Posted by Kevin Salwen on 11.30.2010Share

Certain responses are conditioned into people, including what might be my least favorite knee-jerk reaction: "I could never do that."

In the past nine months, as we've gone public with The Power of Half, that might be the response we hear the most in reaction to our decision to cut our living space in half and give half the proceeds to charity. Usually, the phrase is said with a smile and a marveling at how our family is a bit nuts. And, I might add, I hear "I could never do that" most frequently from people of means, including Wall Street traders.

The "I could never do that" reply triggers two thoughts for me -- one that I say and one that I keep to myself. The one I say is this: "We're not asking you to sell your house; we're only suggesting that you determine what you have more than enough of, then cut that one thing in half so that you can share with others. Time, talent, treasure, you decide."

The one I don't say is this: "I am almost certain you can; you don't choose to." Let me quickly say that in extreme cases (job loss, family illness, etc) the choice of living with half a house might be impractical. But for many people, we've just made choices, settled into a life of comfort. There's nothing wrong with that, if it makes you happy.

What is wrong, though, is believing that it would be impossible to change your mindset. We have more power than that. We have more creativity than that. What's your half?

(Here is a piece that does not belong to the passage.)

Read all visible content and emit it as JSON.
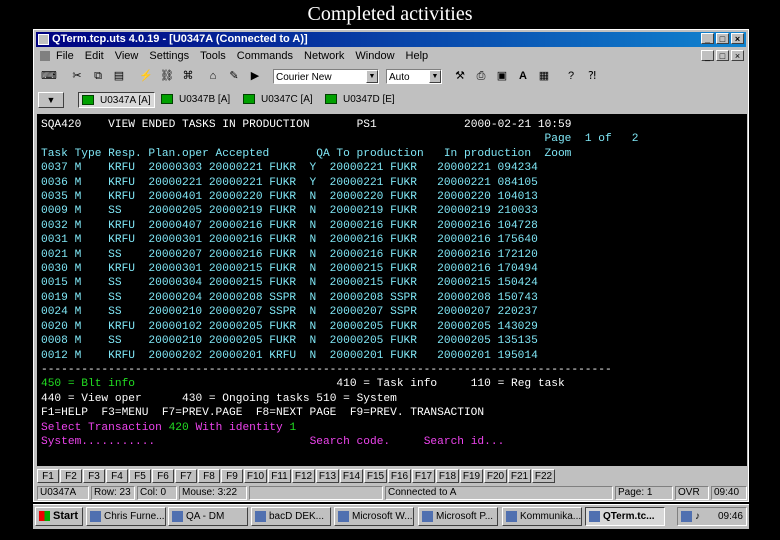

Such a great question, Grant. In our family, we test Half projects all the time, obviously far smaller than the sale of our house. For instance, we have cut in half the amount we spend on carry-out pizza by buying frozen instead. And we cut our electricity bill in half by turning off our AC for 3 months (that was painful!). Half is simply a measurement tool, one that allows you to easily look at your life and its abundances and share what you have. As for where to stop, I think it stops when you say it does. No one else can dictate that for you, just as no one can dictate when to start. But giving because it continues to feel great is the ultimate goal. What do you think?
Posted by Kevin at 12:39pm on 12.01.2010

Here's what I've been thinking about since reading The Power of Half: If you've already given half, can you give half again? I tend to focus on the time and talent aspects you talk about because that's what I can spare more readily than treasure. I already volunteer about 10 hours a week and work for a non-profit (which contributes to the treasure problem). However, I read your book and try to figure out what I can give half of. I always feel like I should give more, I have so much more than most people in the US, let alone the world. So once you've given half, and you still have more than most, is it reasonable to look at giving half again? If so, where does that stop? There is always more need, and if you can afford to look at this website, or buy a copy of The Power of Half, or even if you can read the book at all no matter how you aquired it, you have more than many. If you continue to give half, you end up like Mother Teresa, and I could never do that...
Posted by Grant at 6:02pm on 11.30.2010